Abba’s ‘SOS’ leads to self-rescue from frigid, howling hell in ‘the hills’
“Look at me! You are not going to die on this mountain,” my daughter told my other daughter.
Mild hysteria had followed mild hypothermia. We were high up in the Cederberg on Monday.
This was our annual daughters-and-dad hike in “the hills” as climbers like to call these sacred, high places.
More precisely we were roughly 700m below the highest peak in this fascinating range three hours north-west of Cape Town.
We were not meant to be on the lower flanks of Sneeuberg.
Our perfectly planned return to the first hike my daughters, then aged nine and 11, ever did with me, the Tsitsikamma trail, had turned to ash.
From the fiery gale-fanned maelstrom of the Garden Route, where people died last week, we were now in the eye of an icy, howling Antarctic front.
“Look, it’s ice, not rain!” exclaimed RosaKaroo as we gaily trekked with our four days’ worth of gear and supplies to our next campsite 8km away over and through a small nek and around towering Sneeuberg peak, now shrouded in a dark grey cloud.
Gusty fists were pummeling the Maltese vlakte, and barreling into us. We were prepared. We knew the three-day front would drop the temperature to “12°C”, we had a good tent, lots of gas, and dry and wet thermal layers and so on. And a damn good Slingsby map. Two actually, in case of snakes.
We’d departed from Sneeuberg hut, a delightful stone-and-zinc livestock shelter, its floor spread with soft sedge grass, with a wonky wooden door and wonkier wooden flaps over two hatchet-like little windows. One wall is the side of one of the millions of gigantic, twirled and twisted wind-sculpted boulders which make up these mutant mountain slopes.
The girls took one look at it and declared it a creepy hovel out of a horror flick.
This would change.
Our trail took us past the turnoff to the Sneeuberg summit route, which involves easy C-grade scrambling, but without climber’s confidence the step-across and bridging moves would, if cocked up, send one flying and bouncing down to a certain death 600m below.
But we were taking a safe, fairly level, contour path with one small uphill through Kok se Poort and we’d be through.
We passed the dreaded summit path cairn and came the mighty cairn for our route more travelled.
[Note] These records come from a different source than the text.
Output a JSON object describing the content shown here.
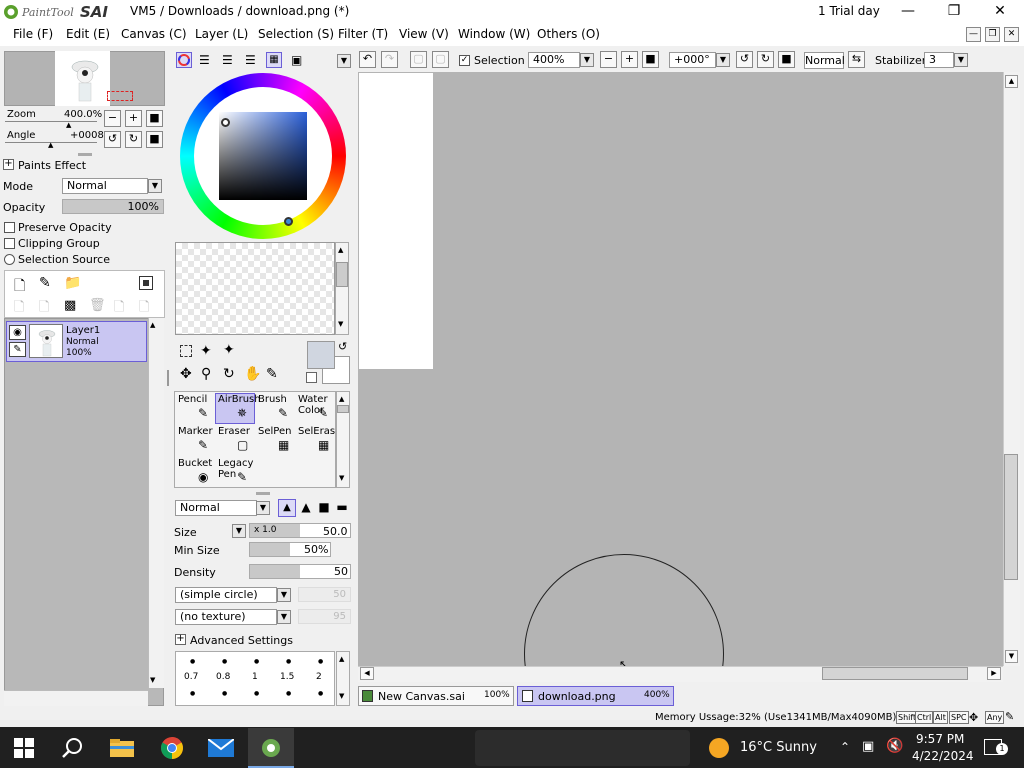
{
  "app": {
    "logo_text": "PaintTool SAI",
    "title": "VM5 / Downloads / download.png (*)",
    "trial": "1 Trial day"
  },
  "menu": [
    "File (F)",
    "Edit (E)",
    "Canvas (C)",
    "Layer (L)",
    "Selection (S)",
    "Filter (T)",
    "View (V)",
    "Window (W)",
    "Others (O)"
  ],
  "navigator": {
    "zoom_label": "Zoom",
    "zoom_value": "400.0%",
    "angle_label": "Angle",
    "angle_value": "+0008"
  },
  "paints_effect": {
    "title": "Paints Effect",
    "mode_label": "Mode",
    "mode_value": "Normal",
    "opacity_label": "Opacity",
    "opacity_value": "100%",
    "preserve_opacity": "Preserve Opacity",
    "clipping_group": "Clipping Group",
    "selection_source": "Selection Source"
  },
  "layer": {
    "name": "Layer1",
    "mode": "Normal",
    "opacity": "100%"
  },
  "tools": [
    {
      "label": "Pencil"
    },
    {
      "label": "AirBrush"
    },
    {
      "label": "Brush"
    },
    {
      "label": "Water Color"
    },
    {
      "label": "Marker"
    },
    {
      "label": "Eraser"
    },
    {
      "label": "SelPen"
    },
    {
      "label": "SelEras"
    },
    {
      "label": "Bucket"
    },
    {
      "label": "Legacy Pen"
    }
  ],
  "brush": {
    "blend_mode": "Normal",
    "size_label": "Size",
    "size_mult": "x 1.0",
    "size_value": "50.0",
    "minsize_label": "Min Size",
    "minsize_value": "50%",
    "density_label": "Density",
    "density_value": "50",
    "shape": "(simple circle)",
    "shape_value": "50",
    "texture": "(no texture)",
    "texture_value": "95",
    "advanced": "Advanced Settings",
    "dot_sizes": [
      "0.7",
      "0.8",
      "1",
      "1.5",
      "2"
    ]
  },
  "toolbar": {
    "selection_label": "Selection",
    "zoom": "400%",
    "angle": "+000°",
    "blend": "Normal",
    "stabilizer_label": "Stabilizer",
    "stabilizer_value": "3"
  },
  "tabs": [
    {
      "name": "New Canvas.sai",
      "zoom": "100%"
    },
    {
      "name": "download.png",
      "zoom": "400%"
    }
  ],
  "status": {
    "memory": "Memory Ussage:32% (Use1341MB/Max4090MB)",
    "keys": [
      "Shift",
      "Ctrl",
      "Alt",
      "SPC",
      "Any"
    ]
  },
  "taskbar": {
    "weather": "16°C  Sunny",
    "time": "9:57 PM",
    "date": "4/22/2024",
    "notif_count": "1"
  },
  "colors": {
    "accent_layer": "#c9c6f2",
    "canvas_bg": "#b4b4b4",
    "taskbar": "#202020"
  }
}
Up we went. The path was good, but damn, it was steep!
It headed straight up to a dark V and the rest was in cloud.
Finally we hit a notch where a few climbing moves were required.
We were suddenly, as climbers say, “a bit gripped”.
It was darker, the wind was really blustery, and it was cold.
But we heaved those packs up, did a final mantle shelf move and found ourselves just below the saddle of “Kok se Pass”.
One daughter was by now cold. The other said she would do a quick recce of the top.
She vanished. Dumb move, I told myself, never split the group.
She returned. “It’s really windy up there and the path keeps on going up the hill,” she reported.
Well, we’d have to see. We all went up and suddenly all hell broke loose.
A wall of wind so frigid that our hands immediately seemed to stop working properly literally tore into us. But no, I would just check one more time, and up I went till a rock band stopped me and the cairns vanished.
As I told the girls it was done, we were retreating, the storm became a frozen scream, sending us to our knees, my stupid pack rain cover was ripped off, and cartwheeled away in front of us and over the steep edge.
We regrouped below the top of the saddle, but the wind sent ice into our bones. We were a few thermal layers short and hypothermia was setting in. It was at this point that the thinnest of our group wept. And got the speech.
The chance of a bad fall felt real. Every mountain terror I’ve known, a friend with a broken back lying bloodied on a Magaliesberg ledge, seemed to stick in my gut – these were my own precious daughters.
I cursed Slingsby and Kok for being cruel sandbaggers, I cursed the raging front in November, I cursed climate change and I cursed my fat ass and fading powers in this 59th year.
Shouldn’t have bothered. That weeping child became a motivated young woman and we belted down from whence we had come.
At the lip of the 8m notch there was no hesitation.
They sang Abba’s SOS.
Down she went, all those basic mountain skills on display.
Ninety minutes later, those happy girls threw open the door of the Sneeuberg shelter and declared it as good as “Jesus’ manger”.
The tent went up inside, the stove was lit and we brewed up.
Later we learnt that snow hit Shadow Peak across the valley and campers took the temperature at 2°C.
We three snuggled deep into many layers of comfort.
Then, the older child: “Dad, can I see the map?”
“You totally took us up Sneeuberg!”
● We hiked to about 200m below the summit which is 2,027m high.
ALL COLD COMFORT: An annual daughters-and-dad hike in ‘the hills’ as climbers like to call these sacred, high places, ended on a frosty note.